By Tom Ballard, Chief Alliance Officer, PYA
GeoAir, one of the start-ups that recently completed the inaugural “AgWorks” accelerator hosted by the Knoxville Entrepreneur Center, has just made it three years in a row for a University of Tennessee (UT)-connected team to make the national finals of the “Farm Bureau Rural Entrepreneurship Challenge.”
The company, founded by Alex Adams, is focused on helping farmers manage mold, a problem that destroys one-third of arable crops. GeoAir’s mold location technology allows farmers to employ a proactive risk management program that enables spot elimination of the mold before it damages the crops.
In an announcement made earlier this week in Washington, DC, the American Farm Bureau Federation (AFBF) announced the top 10 teams – four finalists, one of which was GeoAir, and six “best-in-show winners.” The finals are set for January 7 as part of AFBF’s 99th annual convention in Nashville.
There were 471 applicants, and the four finalists were each awarded $15,000. In addition to GeoAir, the others are: Hawk Knob of Lewisburg, WV; SwineTech Inc. of Oskaloosa, IA; and Wild Valley Farms of Croydon, UT.
We caught-up with Adams yesterday afternoon in Washington where he has been since Sunday. To say he was ecstatic would be an understatement.
“It’s validation we are going down the right path,” he said. “Being in the top one percent of the people in the competition is amazing.”
We first spotlighted Adams in this 2013 teknovation.biz article discussing Xada, his hammock start-up. Later, he won the fall 2016 “Vol Court Pitch Competition” for his idea for GeoAir as noted in this article. Adams has continued to perfect the latter concept that he described in this post ahead of the “AgWorks Demo Day.”
The young entrepreneur was most complimentary of the Farm Bureau team, taking specific note of the fact that they helped secure a meeting for him with the appropriate Small Business Innovation Research (SBIR) Program Manager in the U.S. Department of Agriculture in 15 minutes. He also said that he had just completed the inaugural I-Corps South cohort hosted by UT, another beneficial opportunity.
One should take special note of the success of UT-connected teams in the Farm Bureau competition. GeoAir is the third in three years to make the finals. Grow Bioplastics did so in 2016 for the early 2017 finals (see teknovation.biz article here), and FarmSpec did so in 2015 for the 2016 competition (see that teknovation.biz post here).

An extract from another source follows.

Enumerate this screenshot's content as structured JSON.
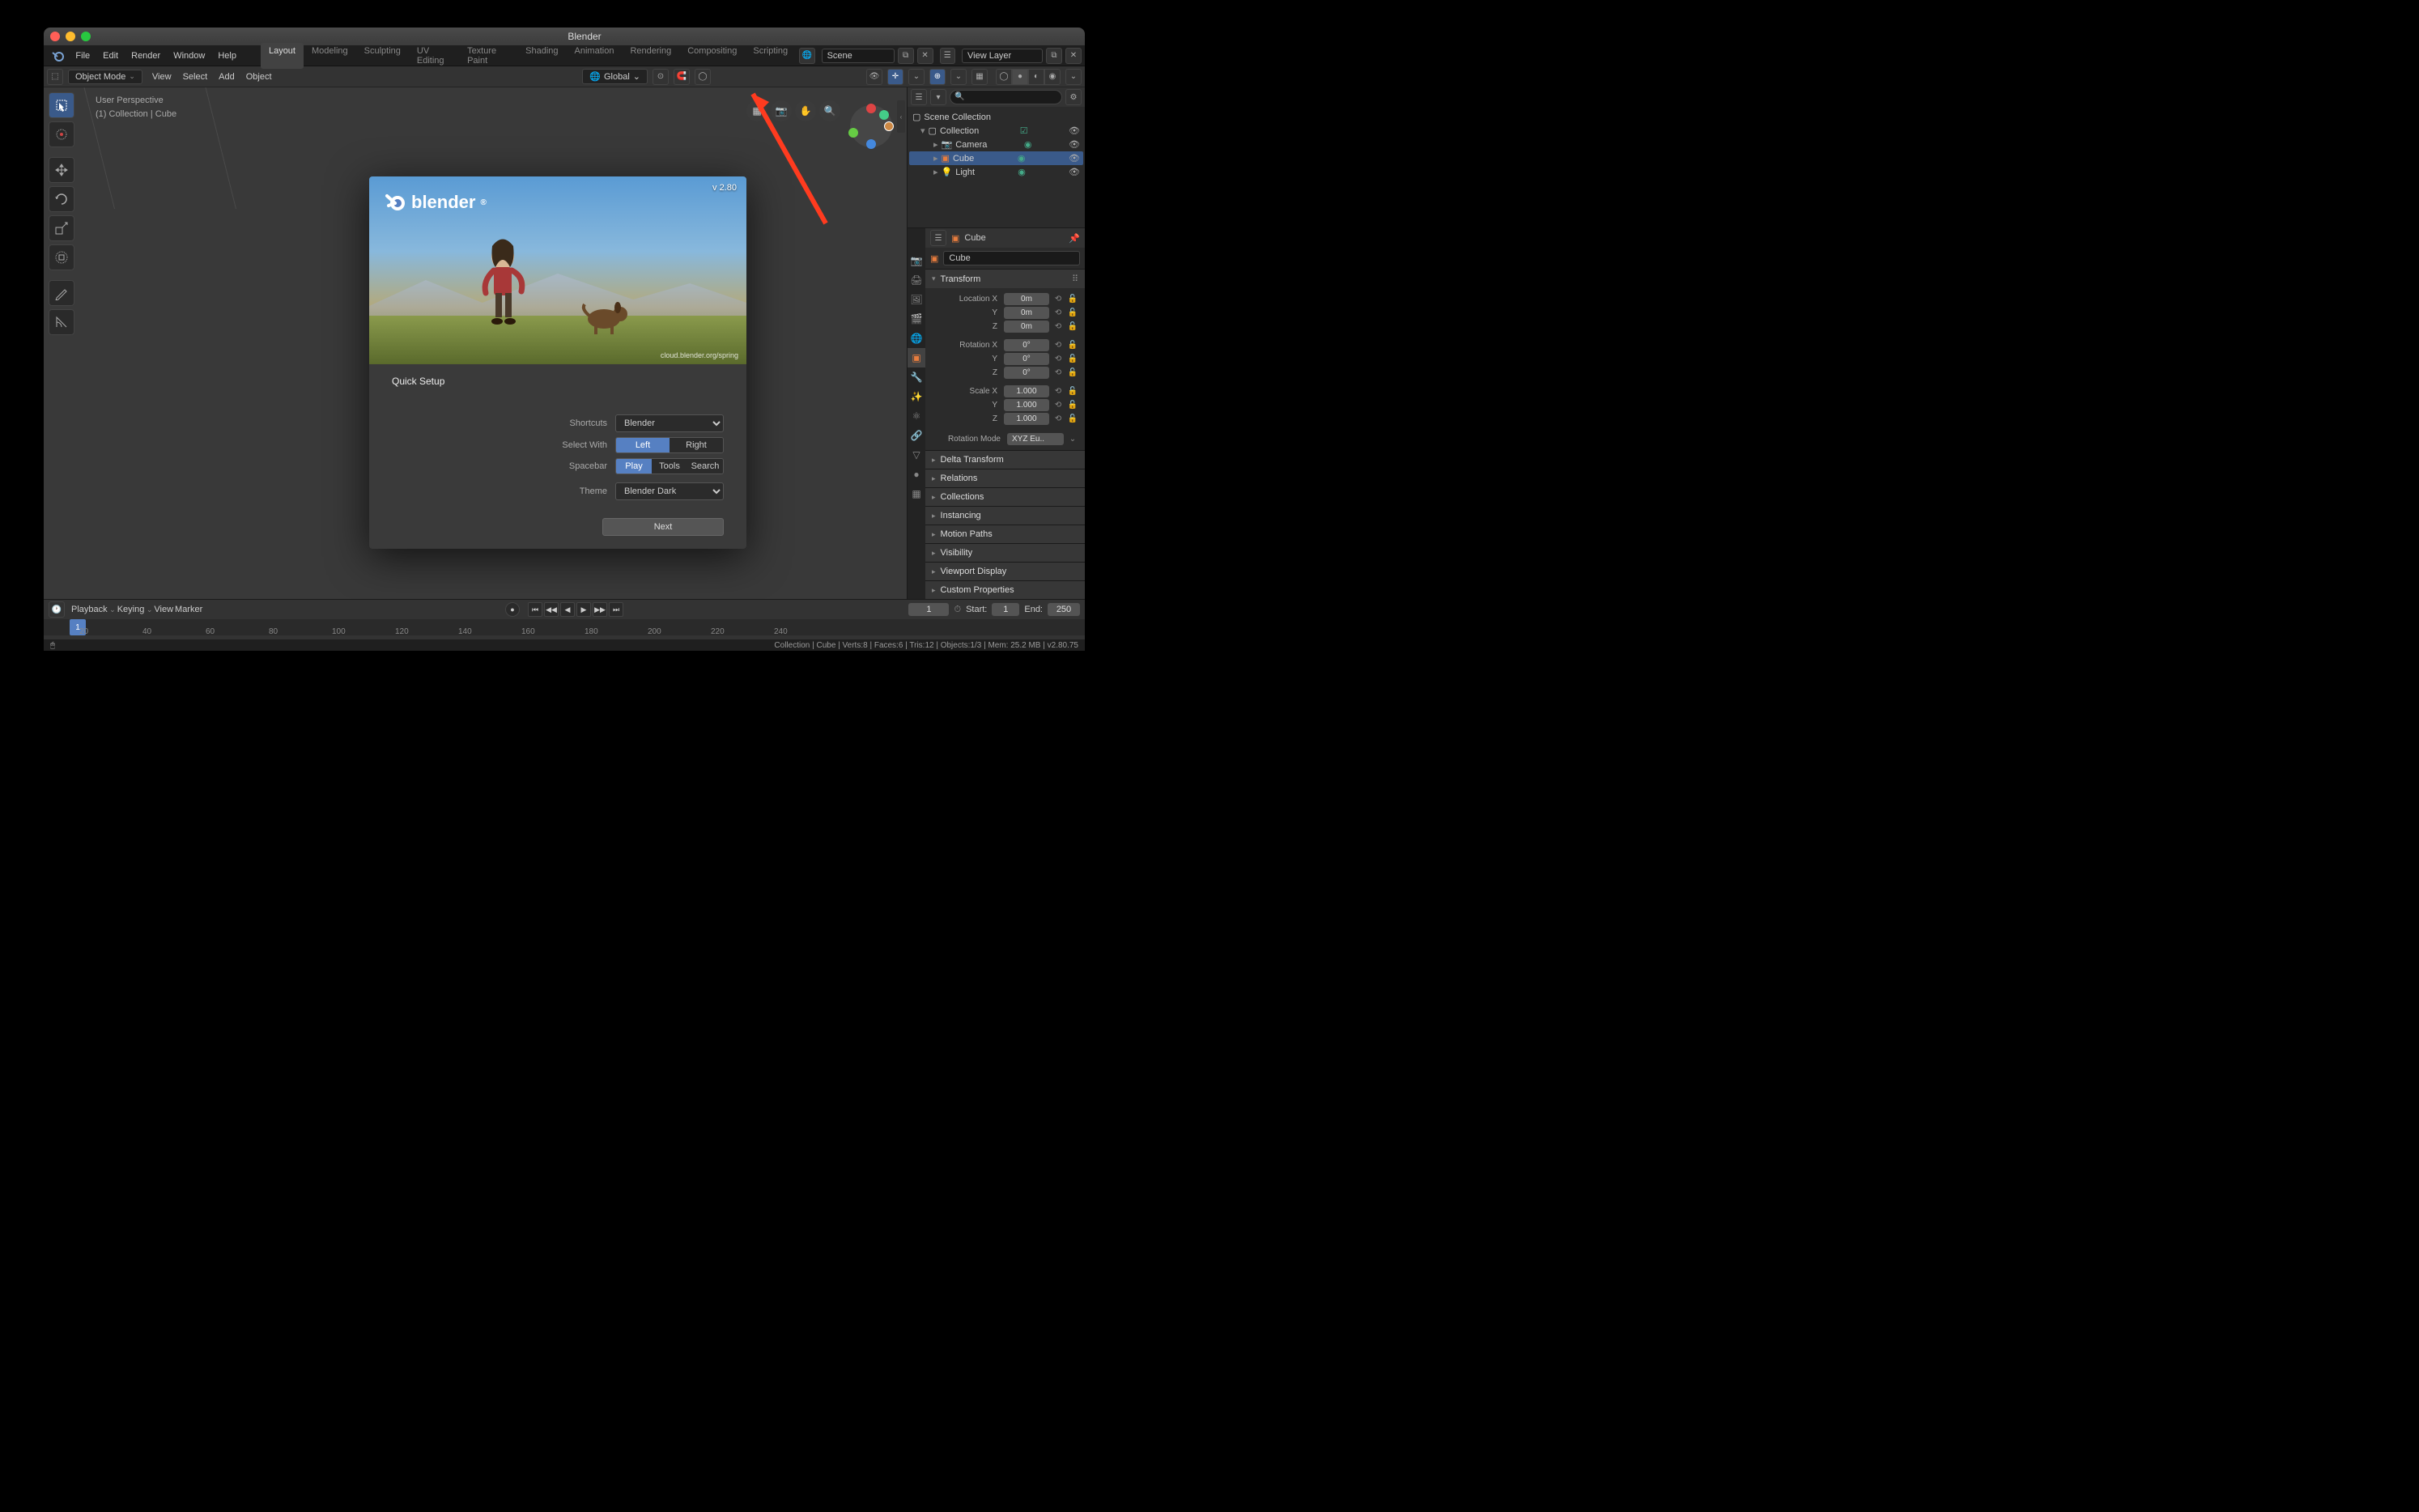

What’s in it for the winner in January? The start-up selected by a panel of judges as “Farm Bureau Entrepreneur of the Year” will earn an additional $15,000 for a total of $30,000 in prize money. The winner of the “People’s Choice” award, chosen by a public vote, gets an additional $10,000 for a total of $25,000 in prize money.